*TASK*.
Each line of the data below that contains "メッシュWi" must be copied.

*DATASET RECORDS*.
====
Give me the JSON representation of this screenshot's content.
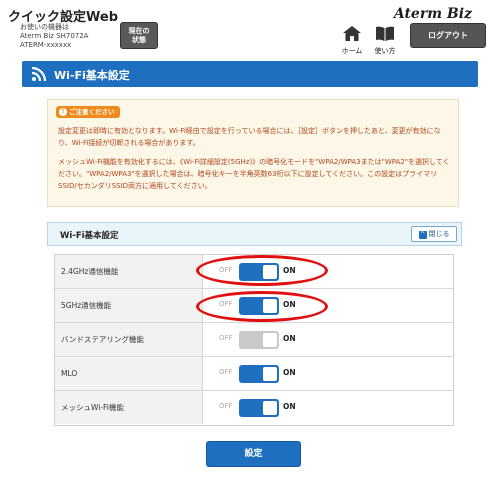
{
  "header": {
    "app_title": "クイック設定Web",
    "device_label": "お使いの機器は",
    "device_model": "Aterm Biz SH7072A",
    "device_id": "ATERM-xxxxxx",
    "status_button": "現在の\n状態",
    "brand": "Aterm Biz",
    "home_label": "ホーム",
    "manual_label": "使い方",
    "logout_label": "ログアウト"
  },
  "section": {
    "title": "Wi-Fi基本設定"
  },
  "caution": {
    "badge": "ご注意ください",
    "paragraph_1": "設定変更は即時に有効となります。Wi-Fi経由で設定を行っている場合には、［設定］ボタンを押したあと、変更が有効になり、Wi-Fi接続が切断される場合があります。",
    "paragraph_2": "メッシュWi-Fi機能を有効化するには、《Wi-Fi詳細設定(5GHz)》の暗号化モードを\"WPA2/WPA3または\"WPA2\"を選択してください。\"WPA2/WPA3\"を選択した場合は、暗号化キーを半角英数63桁以下に設定してください。この設定はプライマリSSID/セカンダリSSID両方に適用してください。"
  },
  "panel": {
    "title": "Wi-Fi基本設定",
    "collapse_label": "閉じる",
    "rows": [
      {
        "label": "2.4GHz通信機能",
        "off": "OFF",
        "on": "ON",
        "state": "on",
        "disabled": false
      },
      {
        "label": "5GHz通信機能",
        "off": "OFF",
        "on": "ON",
        "state": "on",
        "disabled": false
      },
      {
        "label": "バンドステアリング機能",
        "off": "OFF",
        "on": "ON",
        "state": "on",
        "disabled": true
      },
      {
        "label": "MLO",
        "off": "OFF",
        "on": "ON",
        "state": "on",
        "disabled": false
      },
      {
        "label": "メッシュWi-Fi機能",
        "off": "OFF",
        "on": "ON",
        "state": "on",
        "disabled": false
      }
    ]
  },
  "submit_label": "設定",
  "colors": {
    "accent": "#1e6fbf",
    "caution_text": "#b3461f",
    "highlight_ring": "#e01010"
  }
}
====
*SOLVED PROBLEM*.
    "paragraph_2": "メッシュWi-Fi機能を有効化するには、《Wi-Fi詳細設定(5GHz)》の暗号化モードを\"WPA2/WPA3または\"WPA2\"を選択してください。\"WPA2/WPA3\"を選択した場合は、暗号化キーを半角英数63桁以下に設定してください。この設定はプライマリSSID/セカンダリSSID両方に適用してください。"
        "label": "メッシュWi-Fi機能",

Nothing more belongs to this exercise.